8. Cook, T. D. & Campbell, D. T. (1979). Quasi-Experimentation – Design and Analysis Issues for Field Settings. Boston: Houghton Mifflin Company.
9. Currivan, D. (2004) .Sampling Frame in Lewis-Beck, Michael S. Bryman, Alan, Liao & Tim F. The Sage Encyclopedia of Social Science Research Methods. SAGE Publications,Inc.Retrieved: SAGE.xml. Accessed (August 19, 2014).
10. Drakakis-Smith, D.W., (1979), High society: Housing provision in Metropolitan Hong Kong1954 to 1979, Centre of Asian Studies, University of Hong Kong.
11. Greater Port Harcourt City Development Authority (2009). http/www.GPHCDA/ (Accessed) on: September 29, 2013).
12. Ha, S.-K., (1994), “Low-income housing policies in the Republic of Korea”, Cities, 11, 107-114.
13. Jiboye, A. D., (2009). Evaluating tenants satisfaction with public housing in Lagos, Nigeria, Town Planning and Architecture, 33(4), 239-247
14. Kish, L. (1965). Survey Sampling: New York: John Wiley and Sons.
15. Malpezzi, S., (1993). Can New York and Los Angeles Learn From Kumasi and Bangalore?
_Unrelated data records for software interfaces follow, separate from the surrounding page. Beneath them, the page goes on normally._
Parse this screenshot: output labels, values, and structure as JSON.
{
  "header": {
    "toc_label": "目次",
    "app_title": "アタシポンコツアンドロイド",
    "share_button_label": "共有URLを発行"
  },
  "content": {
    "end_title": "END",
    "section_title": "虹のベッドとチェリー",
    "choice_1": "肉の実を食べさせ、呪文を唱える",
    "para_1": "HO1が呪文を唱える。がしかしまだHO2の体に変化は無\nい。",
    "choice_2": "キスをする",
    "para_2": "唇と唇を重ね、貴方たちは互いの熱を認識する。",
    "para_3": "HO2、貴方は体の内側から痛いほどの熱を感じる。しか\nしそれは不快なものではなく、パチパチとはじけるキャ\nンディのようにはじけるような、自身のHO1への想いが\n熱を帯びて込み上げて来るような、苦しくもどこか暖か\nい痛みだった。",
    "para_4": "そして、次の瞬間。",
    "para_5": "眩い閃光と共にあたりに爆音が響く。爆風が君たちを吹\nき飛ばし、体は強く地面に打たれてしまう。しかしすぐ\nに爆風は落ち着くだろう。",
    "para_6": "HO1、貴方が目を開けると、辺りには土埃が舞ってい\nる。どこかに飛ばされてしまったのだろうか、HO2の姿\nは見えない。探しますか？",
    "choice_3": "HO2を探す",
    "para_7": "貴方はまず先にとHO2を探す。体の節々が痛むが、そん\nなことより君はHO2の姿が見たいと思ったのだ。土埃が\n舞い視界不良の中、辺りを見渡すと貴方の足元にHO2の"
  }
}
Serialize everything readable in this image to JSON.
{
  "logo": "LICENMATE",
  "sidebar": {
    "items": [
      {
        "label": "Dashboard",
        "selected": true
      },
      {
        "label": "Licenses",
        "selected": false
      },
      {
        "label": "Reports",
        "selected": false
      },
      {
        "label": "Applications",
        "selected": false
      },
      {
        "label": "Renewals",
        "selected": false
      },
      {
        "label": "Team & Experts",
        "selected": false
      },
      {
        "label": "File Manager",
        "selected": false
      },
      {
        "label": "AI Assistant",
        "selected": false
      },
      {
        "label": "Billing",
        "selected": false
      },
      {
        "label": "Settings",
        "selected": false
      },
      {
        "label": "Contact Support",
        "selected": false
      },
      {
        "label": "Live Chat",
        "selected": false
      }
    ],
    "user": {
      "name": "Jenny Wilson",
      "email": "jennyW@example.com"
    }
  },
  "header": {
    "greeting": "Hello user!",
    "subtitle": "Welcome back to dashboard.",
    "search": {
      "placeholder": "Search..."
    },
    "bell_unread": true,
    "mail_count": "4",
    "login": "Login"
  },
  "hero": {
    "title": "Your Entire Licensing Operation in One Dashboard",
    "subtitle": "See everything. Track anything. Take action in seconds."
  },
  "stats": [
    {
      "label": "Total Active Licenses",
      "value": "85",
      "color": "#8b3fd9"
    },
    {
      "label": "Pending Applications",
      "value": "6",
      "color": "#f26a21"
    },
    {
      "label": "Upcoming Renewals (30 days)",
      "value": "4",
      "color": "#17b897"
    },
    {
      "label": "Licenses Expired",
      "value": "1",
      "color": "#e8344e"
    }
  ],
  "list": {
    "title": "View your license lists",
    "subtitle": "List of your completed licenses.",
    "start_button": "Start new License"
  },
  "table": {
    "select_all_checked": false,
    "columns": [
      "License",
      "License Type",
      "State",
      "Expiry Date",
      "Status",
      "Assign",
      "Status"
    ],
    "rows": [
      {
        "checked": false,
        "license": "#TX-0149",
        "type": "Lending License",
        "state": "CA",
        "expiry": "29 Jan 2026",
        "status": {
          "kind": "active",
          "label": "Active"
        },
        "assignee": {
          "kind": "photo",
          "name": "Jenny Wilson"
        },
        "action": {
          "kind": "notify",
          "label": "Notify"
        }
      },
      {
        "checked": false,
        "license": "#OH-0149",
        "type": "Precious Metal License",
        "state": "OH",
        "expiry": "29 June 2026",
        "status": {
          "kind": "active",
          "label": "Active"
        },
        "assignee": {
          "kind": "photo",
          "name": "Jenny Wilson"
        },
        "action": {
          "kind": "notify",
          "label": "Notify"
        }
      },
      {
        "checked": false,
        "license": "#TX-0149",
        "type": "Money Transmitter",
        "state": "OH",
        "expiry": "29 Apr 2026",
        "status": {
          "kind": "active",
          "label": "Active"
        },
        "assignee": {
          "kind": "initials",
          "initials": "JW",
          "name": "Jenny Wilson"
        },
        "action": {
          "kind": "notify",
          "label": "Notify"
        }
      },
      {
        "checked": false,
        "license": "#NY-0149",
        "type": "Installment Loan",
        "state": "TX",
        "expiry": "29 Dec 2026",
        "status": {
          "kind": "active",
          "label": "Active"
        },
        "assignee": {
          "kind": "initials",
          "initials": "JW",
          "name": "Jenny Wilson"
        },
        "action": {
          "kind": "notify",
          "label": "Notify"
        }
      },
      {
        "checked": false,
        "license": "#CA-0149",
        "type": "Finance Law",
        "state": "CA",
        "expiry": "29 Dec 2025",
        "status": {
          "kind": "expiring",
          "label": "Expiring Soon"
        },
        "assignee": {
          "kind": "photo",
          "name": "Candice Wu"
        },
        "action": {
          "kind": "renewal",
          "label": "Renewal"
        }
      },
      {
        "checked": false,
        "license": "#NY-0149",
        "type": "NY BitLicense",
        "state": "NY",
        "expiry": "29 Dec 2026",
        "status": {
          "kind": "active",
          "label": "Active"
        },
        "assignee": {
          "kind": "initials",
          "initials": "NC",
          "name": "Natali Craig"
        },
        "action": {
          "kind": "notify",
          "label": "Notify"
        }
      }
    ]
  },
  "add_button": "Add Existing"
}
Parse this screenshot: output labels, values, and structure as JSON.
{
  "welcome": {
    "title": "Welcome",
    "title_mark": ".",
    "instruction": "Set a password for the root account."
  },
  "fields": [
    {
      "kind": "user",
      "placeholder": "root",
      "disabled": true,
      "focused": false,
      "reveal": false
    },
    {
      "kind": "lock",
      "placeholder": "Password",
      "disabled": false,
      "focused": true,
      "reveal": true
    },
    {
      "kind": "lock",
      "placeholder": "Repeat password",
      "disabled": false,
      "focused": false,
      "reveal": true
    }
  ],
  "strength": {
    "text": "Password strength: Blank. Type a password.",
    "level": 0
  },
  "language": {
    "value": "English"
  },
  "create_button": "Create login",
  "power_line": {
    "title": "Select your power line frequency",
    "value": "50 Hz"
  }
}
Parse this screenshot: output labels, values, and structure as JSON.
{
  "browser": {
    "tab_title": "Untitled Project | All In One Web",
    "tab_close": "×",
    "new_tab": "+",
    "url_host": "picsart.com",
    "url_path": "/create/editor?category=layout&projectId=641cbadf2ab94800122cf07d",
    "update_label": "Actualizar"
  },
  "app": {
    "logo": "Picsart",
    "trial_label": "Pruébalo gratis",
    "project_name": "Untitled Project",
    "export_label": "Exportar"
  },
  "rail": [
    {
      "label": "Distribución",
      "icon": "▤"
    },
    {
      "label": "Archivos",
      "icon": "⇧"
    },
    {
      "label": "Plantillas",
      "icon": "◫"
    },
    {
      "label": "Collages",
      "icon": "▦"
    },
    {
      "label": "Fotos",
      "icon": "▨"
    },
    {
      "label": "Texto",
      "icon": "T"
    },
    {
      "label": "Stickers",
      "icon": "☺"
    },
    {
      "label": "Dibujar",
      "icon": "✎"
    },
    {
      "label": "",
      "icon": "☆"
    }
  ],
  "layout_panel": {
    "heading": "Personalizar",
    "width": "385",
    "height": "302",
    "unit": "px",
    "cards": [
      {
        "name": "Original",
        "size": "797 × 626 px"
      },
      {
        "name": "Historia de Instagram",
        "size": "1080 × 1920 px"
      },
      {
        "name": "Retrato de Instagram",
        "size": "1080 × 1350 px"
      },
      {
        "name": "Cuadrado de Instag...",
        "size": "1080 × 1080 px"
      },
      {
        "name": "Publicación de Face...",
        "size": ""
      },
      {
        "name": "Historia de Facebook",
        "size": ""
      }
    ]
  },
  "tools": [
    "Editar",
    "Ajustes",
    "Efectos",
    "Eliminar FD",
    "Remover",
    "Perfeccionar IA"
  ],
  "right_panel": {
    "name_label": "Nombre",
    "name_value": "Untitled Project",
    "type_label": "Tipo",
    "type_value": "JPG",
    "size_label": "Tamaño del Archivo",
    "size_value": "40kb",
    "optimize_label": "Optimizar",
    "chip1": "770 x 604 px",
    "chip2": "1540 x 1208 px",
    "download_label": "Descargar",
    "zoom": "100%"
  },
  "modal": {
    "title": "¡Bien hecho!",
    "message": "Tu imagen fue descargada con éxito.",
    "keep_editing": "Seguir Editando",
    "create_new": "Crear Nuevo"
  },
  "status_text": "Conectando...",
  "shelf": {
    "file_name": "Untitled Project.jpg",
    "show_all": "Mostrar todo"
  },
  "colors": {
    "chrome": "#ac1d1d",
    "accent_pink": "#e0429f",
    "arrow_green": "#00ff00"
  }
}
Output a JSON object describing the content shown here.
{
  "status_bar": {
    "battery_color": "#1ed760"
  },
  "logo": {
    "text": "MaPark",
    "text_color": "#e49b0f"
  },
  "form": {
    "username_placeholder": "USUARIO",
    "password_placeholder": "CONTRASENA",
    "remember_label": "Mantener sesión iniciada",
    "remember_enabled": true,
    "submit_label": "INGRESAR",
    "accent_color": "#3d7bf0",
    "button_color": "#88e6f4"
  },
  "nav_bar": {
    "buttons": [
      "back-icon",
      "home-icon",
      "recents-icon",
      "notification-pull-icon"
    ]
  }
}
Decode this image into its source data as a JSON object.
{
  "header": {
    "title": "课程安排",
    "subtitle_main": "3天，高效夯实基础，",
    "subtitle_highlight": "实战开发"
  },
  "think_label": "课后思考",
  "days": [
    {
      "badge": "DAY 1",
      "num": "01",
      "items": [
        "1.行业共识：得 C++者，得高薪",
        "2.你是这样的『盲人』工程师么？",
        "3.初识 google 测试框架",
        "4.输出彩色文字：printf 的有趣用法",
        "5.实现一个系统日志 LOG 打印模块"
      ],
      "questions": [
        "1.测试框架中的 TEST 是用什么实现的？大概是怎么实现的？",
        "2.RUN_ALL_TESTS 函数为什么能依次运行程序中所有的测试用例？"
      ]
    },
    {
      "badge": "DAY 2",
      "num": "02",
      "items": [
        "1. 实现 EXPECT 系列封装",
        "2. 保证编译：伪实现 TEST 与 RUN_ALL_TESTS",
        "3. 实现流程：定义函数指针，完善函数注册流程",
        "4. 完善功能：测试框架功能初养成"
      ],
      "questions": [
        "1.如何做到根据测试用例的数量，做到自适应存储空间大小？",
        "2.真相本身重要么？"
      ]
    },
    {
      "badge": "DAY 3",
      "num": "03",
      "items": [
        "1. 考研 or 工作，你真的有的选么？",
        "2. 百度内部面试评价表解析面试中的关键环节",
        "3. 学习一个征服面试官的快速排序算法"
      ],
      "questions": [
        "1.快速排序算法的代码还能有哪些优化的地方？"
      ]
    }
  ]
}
Costs and Benefits of Rent Controls in Developing Countries. Housing Policy Debate, 4(4), 589–626.
16. Salau, A. T. (1992). Urbanisation, housing and social services in Nigeria: The challenge of meeting basic needs. In Porter R. B. and Salau A. T. (eds) Cities and development in the Third World. Magnet Publishers, England.
17. Stren, R.E., (1990). “Urban housing in Africa: The changing role of government policy”. In Amis, P. and Lloyd, P. (eds.), Housing Africa’s Urban Poor, Manchester University Press.
18. United Nations Human Settlements Programme (UNHSP), (2003). Rental Housing An essential option for the urban poor in developing countries Nairobi
19. Varady, D. P. and Lipman, B.J. (1994). “What Are Renters Really Like? Results from a National Survey.” Housing Policy Debate. 5 (4 ) 491-531
20. World Bank, (1993). Housing: Enabling markets to work. A World Bank Policy Paper
21. Yamane, T, (1967). Statistics: An Introductory Analysis. Second Ed. New York: Harper & Row

Terms of Use/Privacy Policy/ Disclaimer/ Other Policies:
You agree that by using our site, you have read, understood, and agreed to be bound by all of our terms of use/privacy policy/ disclaimer/ other policies (click here for details).

This work and its PDF file(s) are licensed under a Creative Commons Attribution-NonCommercial 4.0 International License.